HOW TO COMPLETE THIS TASK
Copy out every line of the listing in which "false" appears.

· · · ·

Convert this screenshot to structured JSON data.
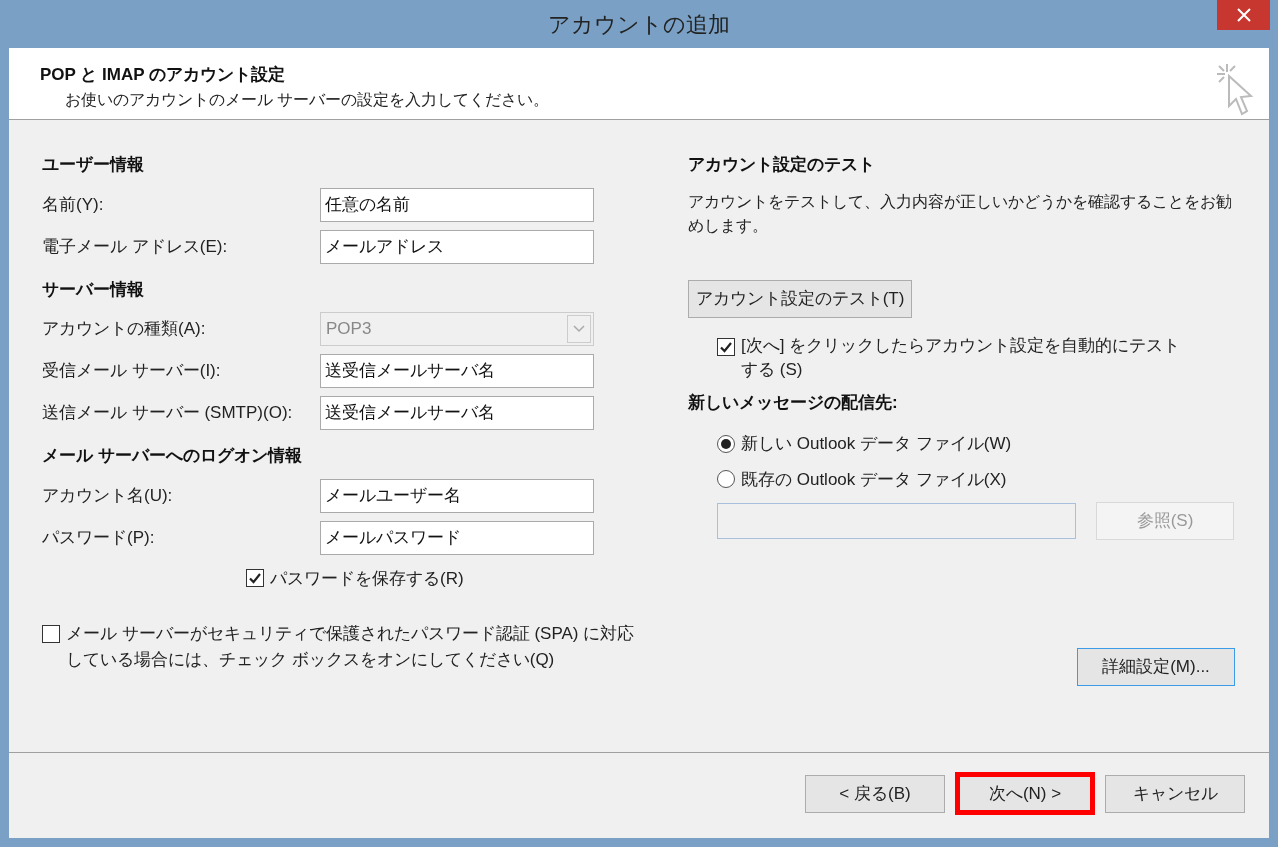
{
  "window": {
    "title": "アカウントの追加"
  },
  "header": {
    "title": "POP と IMAP のアカウント設定",
    "subtitle": "お使いのアカウントのメール サーバーの設定を入力してください。"
  },
  "left": {
    "sections": [
      {
        "heading": "ユーザー情報",
        "rows": [
          {
            "kind": "text",
            "label": "名前(Y):",
            "value": "任意の名前"
          },
          {
            "kind": "text",
            "label": "電子メール アドレス(E):",
            "value": "メールアドレス"
          }
        ]
      },
      {
        "heading": "サーバー情報",
        "rows": [
          {
            "kind": "select",
            "label": "アカウントの種類(A):",
            "value": "POP3",
            "disabled": true
          },
          {
            "kind": "text",
            "label": "受信メール サーバー(I):",
            "value": "送受信メールサーバ名"
          },
          {
            "kind": "text",
            "label": "送信メール サーバー (SMTP)(O):",
            "value": "送受信メールサーバ名"
          }
        ]
      },
      {
        "heading": "メール サーバーへのログオン情報",
        "rows": [
          {
            "kind": "text",
            "label": "アカウント名(U):",
            "value": "メールユーザー名"
          },
          {
            "kind": "text",
            "label": "パスワード(P):",
            "value": "メールパスワード"
          }
        ]
      }
    ],
    "save_password": {
      "label": "パスワードを保存する(R)",
      "checked": true
    },
    "spa": {
      "label": "メール サーバーがセキュリティで保護されたパスワード認証 (SPA) に対応している場合には、チェック ボックスをオンにしてください(Q)",
      "checked": false
    }
  },
  "right": {
    "test_heading": "アカウント設定のテスト",
    "test_description": "アカウントをテストして、入力内容が正しいかどうかを確認することをお勧めします。",
    "test_button": "アカウント設定のテスト(T)",
    "auto_test": {
      "label": "[次へ] をクリックしたらアカウント設定を自動的にテストする (S)",
      "checked": true
    },
    "delivery_heading": "新しいメッセージの配信先:",
    "delivery_options": [
      {
        "label": "新しい Outlook データ ファイル(W)",
        "selected": true
      },
      {
        "label": "既存の Outlook データ ファイル(X)",
        "selected": false
      }
    ],
    "browse_button": {
      "label": "参照(S)",
      "disabled": true
    },
    "details_button": "詳細設定(M)..."
  },
  "footer": {
    "buttons": [
      {
        "label": "< 戻る(B)",
        "highlighted": false
      },
      {
        "label": "次へ(N) >",
        "highlighted": true
      },
      {
        "label": "キャンセル",
        "highlighted": false
      }
    ]
  }
}
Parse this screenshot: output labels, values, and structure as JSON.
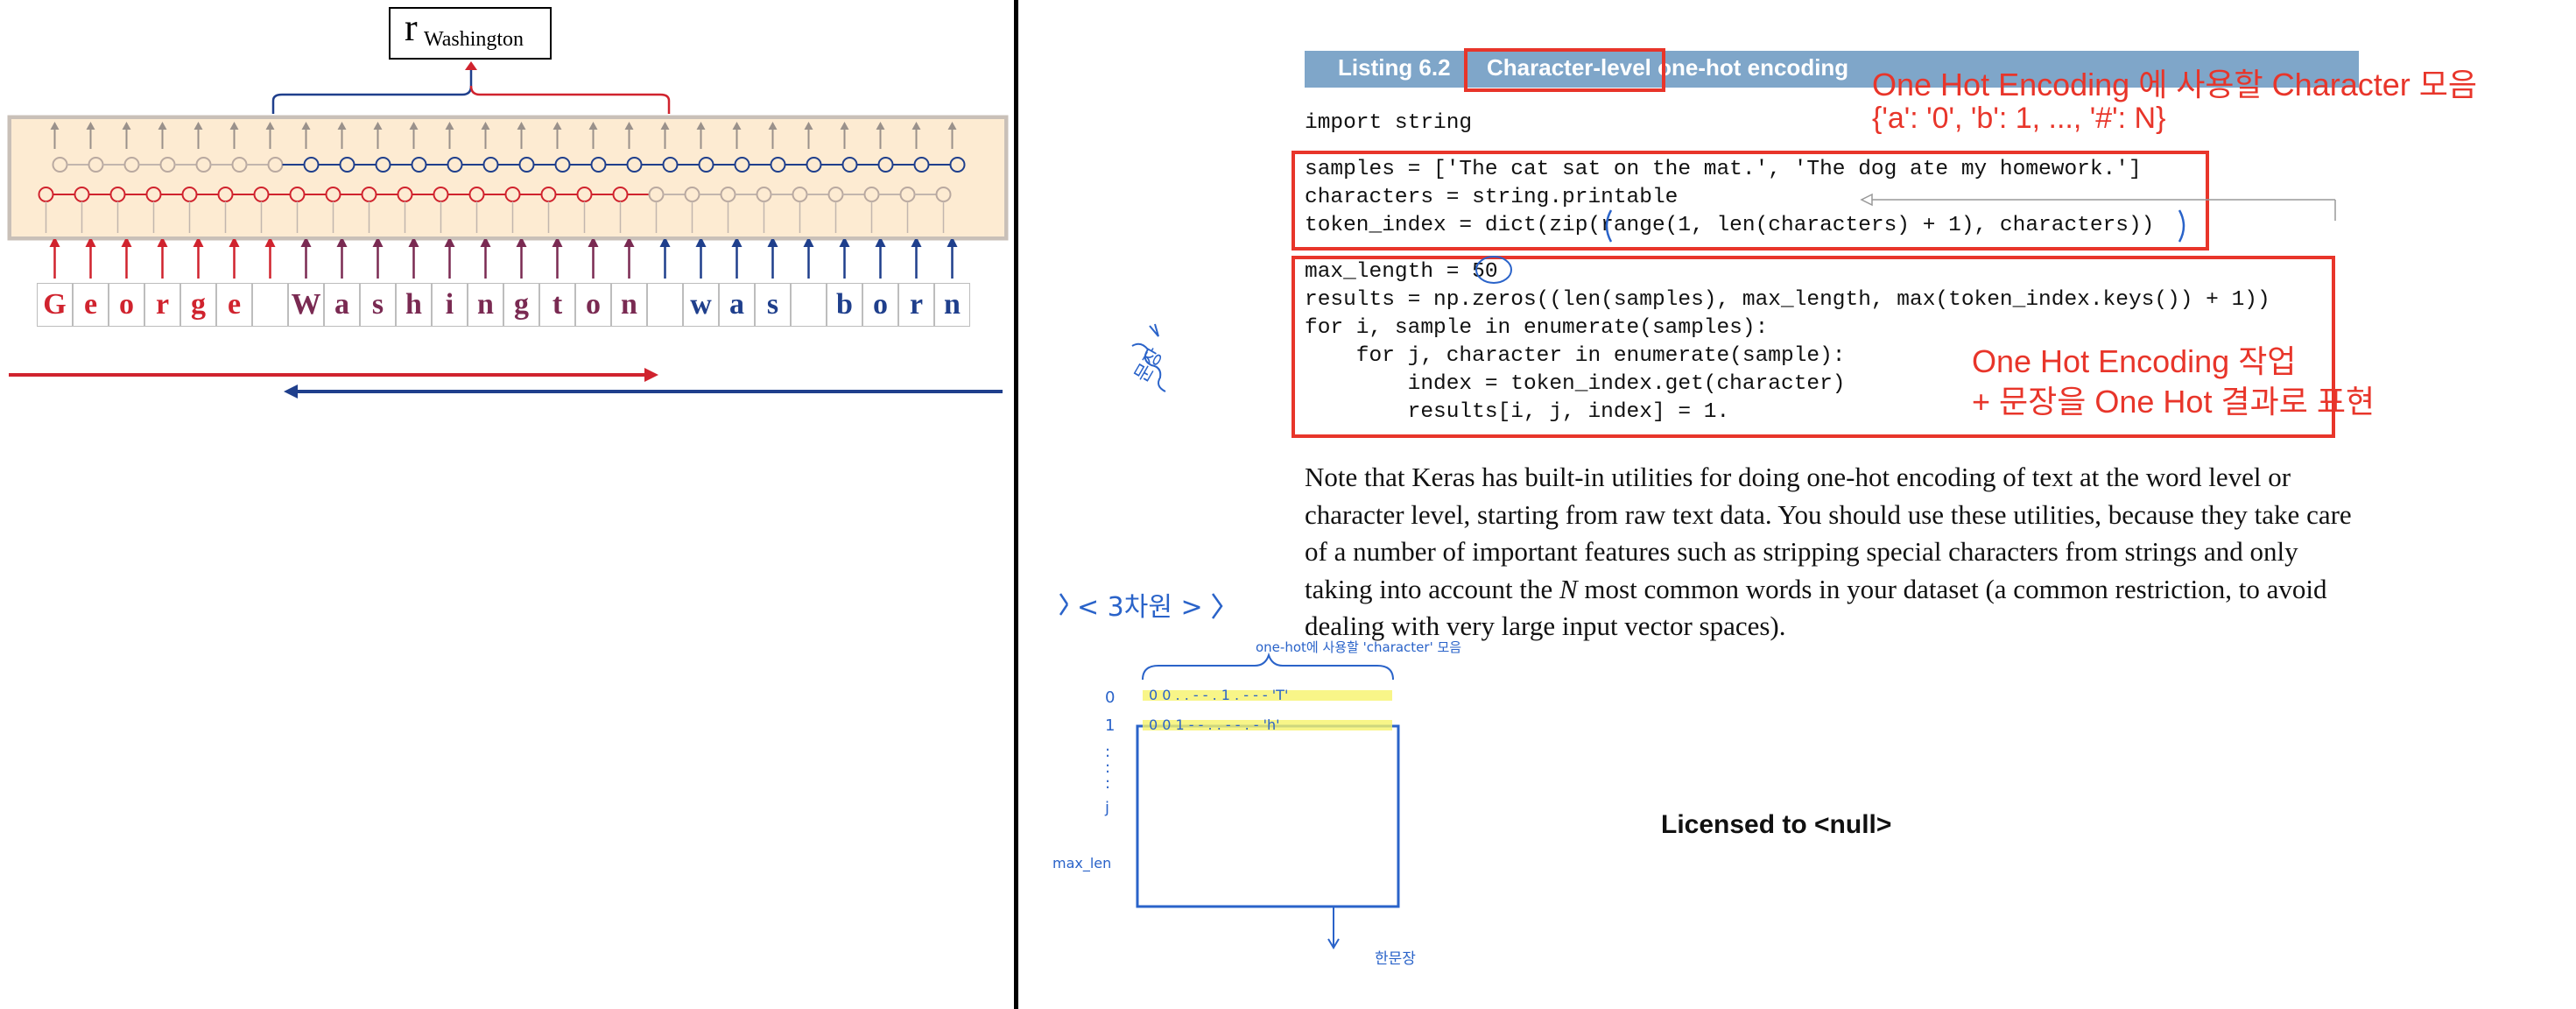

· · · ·

OUTPUT FOR THIS EXERCISE
      "checked": false
        "selected": false
        "highlighted": false
        "highlighted": false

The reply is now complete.